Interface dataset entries

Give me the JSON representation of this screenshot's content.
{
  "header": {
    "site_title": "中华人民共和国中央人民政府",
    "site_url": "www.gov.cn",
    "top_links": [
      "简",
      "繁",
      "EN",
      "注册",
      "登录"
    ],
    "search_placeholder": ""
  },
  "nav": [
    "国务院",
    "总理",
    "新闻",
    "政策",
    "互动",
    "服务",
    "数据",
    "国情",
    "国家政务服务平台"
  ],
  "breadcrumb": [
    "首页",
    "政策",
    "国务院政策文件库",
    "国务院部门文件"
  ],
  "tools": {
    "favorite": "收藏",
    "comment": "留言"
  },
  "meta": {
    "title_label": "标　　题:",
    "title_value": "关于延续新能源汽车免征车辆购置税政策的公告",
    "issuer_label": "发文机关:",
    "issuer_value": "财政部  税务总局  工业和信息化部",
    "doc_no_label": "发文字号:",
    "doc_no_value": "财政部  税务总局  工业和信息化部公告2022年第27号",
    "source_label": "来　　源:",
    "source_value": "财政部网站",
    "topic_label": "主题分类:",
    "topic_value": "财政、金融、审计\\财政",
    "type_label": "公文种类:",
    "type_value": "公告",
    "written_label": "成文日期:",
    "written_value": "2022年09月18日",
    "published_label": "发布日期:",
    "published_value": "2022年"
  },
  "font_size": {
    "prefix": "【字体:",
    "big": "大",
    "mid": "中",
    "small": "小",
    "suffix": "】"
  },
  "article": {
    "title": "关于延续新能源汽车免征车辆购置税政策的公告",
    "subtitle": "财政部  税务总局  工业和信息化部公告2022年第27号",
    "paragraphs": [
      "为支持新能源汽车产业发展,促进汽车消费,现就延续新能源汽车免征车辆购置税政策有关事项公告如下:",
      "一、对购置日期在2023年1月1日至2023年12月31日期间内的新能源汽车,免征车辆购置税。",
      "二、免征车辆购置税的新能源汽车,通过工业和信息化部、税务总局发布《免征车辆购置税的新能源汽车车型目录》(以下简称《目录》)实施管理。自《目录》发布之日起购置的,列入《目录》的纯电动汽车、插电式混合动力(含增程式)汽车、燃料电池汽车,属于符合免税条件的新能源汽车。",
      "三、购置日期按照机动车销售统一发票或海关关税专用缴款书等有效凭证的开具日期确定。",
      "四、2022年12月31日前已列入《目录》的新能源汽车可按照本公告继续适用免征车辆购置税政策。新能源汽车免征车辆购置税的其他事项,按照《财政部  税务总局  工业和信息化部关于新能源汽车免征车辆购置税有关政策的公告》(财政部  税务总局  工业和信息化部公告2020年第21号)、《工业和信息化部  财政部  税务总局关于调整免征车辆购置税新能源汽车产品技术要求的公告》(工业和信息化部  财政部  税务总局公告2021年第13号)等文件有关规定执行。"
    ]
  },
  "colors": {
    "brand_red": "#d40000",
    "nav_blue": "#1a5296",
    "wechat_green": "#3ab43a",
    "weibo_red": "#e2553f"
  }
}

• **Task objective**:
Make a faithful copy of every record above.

• **Answer area**:
Give me the JSON representation of this screenshot's content.
{
  "header": {
    "site_title": "中华人民共和国中央人民政府",
    "site_url": "www.gov.cn",
    "top_links": [
      "简",
      "繁",
      "EN",
      "注册",
      "登录"
    ],
    "search_placeholder": ""
  },
  "nav": [
    "国务院",
    "总理",
    "新闻",
    "政策",
    "互动",
    "服务",
    "数据",
    "国情",
    "国家政务服务平台"
  ],
  "breadcrumb": [
    "首页",
    "政策",
    "国务院政策文件库",
    "国务院部门文件"
  ],
  "tools": {
    "favorite": "收藏",
    "comment": "留言"
  },
  "meta": {
    "title_label": "标　　题:",
    "title_value": "关于延续新能源汽车免征车辆购置税政策的公告",
    "issuer_label": "发文机关:",
    "issuer_value": "财政部  税务总局  工业和信息化部",
    "doc_no_label": "发文字号:",
    "doc_no_value": "财政部  税务总局  工业和信息化部公告2022年第27号",
    "source_label": "来　　源:",
    "source_value": "财政部网站",
    "topic_label": "主题分类:",
    "topic_value": "财政、金融、审计\\财政",
    "type_label": "公文种类:",
    "type_value": "公告",
    "written_label": "成文日期:",
    "written_value": "2022年09月18日",
    "published_label": "发布日期:",
    "published_value": "2022年"
  },
  "font_size": {
    "prefix": "【字体:",
    "big": "大",
    "mid": "中",
    "small": "小",
    "suffix": "】"
  },
  "article": {
    "title": "关于延续新能源汽车免征车辆购置税政策的公告",
    "subtitle": "财政部  税务总局  工业和信息化部公告2022年第27号",
    "paragraphs": [
      "为支持新能源汽车产业发展,促进汽车消费,现就延续新能源汽车免征车辆购置税政策有关事项公告如下:",
      "一、对购置日期在2023年1月1日至2023年12月31日期间内的新能源汽车,免征车辆购置税。",
      "二、免征车辆购置税的新能源汽车,通过工业和信息化部、税务总局发布《免征车辆购置税的新能源汽车车型目录》(以下简称《目录》)实施管理。自《目录》发布之日起购置的,列入《目录》的纯电动汽车、插电式混合动力(含增程式)汽车、燃料电池汽车,属于符合免税条件的新能源汽车。",
      "三、购置日期按照机动车销售统一发票或海关关税专用缴款书等有效凭证的开具日期确定。",
      "四、2022年12月31日前已列入《目录》的新能源汽车可按照本公告继续适用免征车辆购置税政策。新能源汽车免征车辆购置税的其他事项,按照《财政部  税务总局  工业和信息化部关于新能源汽车免征车辆购置税有关政策的公告》(财政部  税务总局  工业和信息化部公告2020年第21号)、《工业和信息化部  财政部  税务总局关于调整免征车辆购置税新能源汽车产品技术要求的公告》(工业和信息化部  财政部  税务总局公告2021年第13号)等文件有关规定执行。"
    ]
  },
  "colors": {
    "brand_red": "#d40000",
    "nav_blue": "#1a5296",
    "wechat_green": "#3ab43a",
    "weibo_red": "#e2553f"
  }
}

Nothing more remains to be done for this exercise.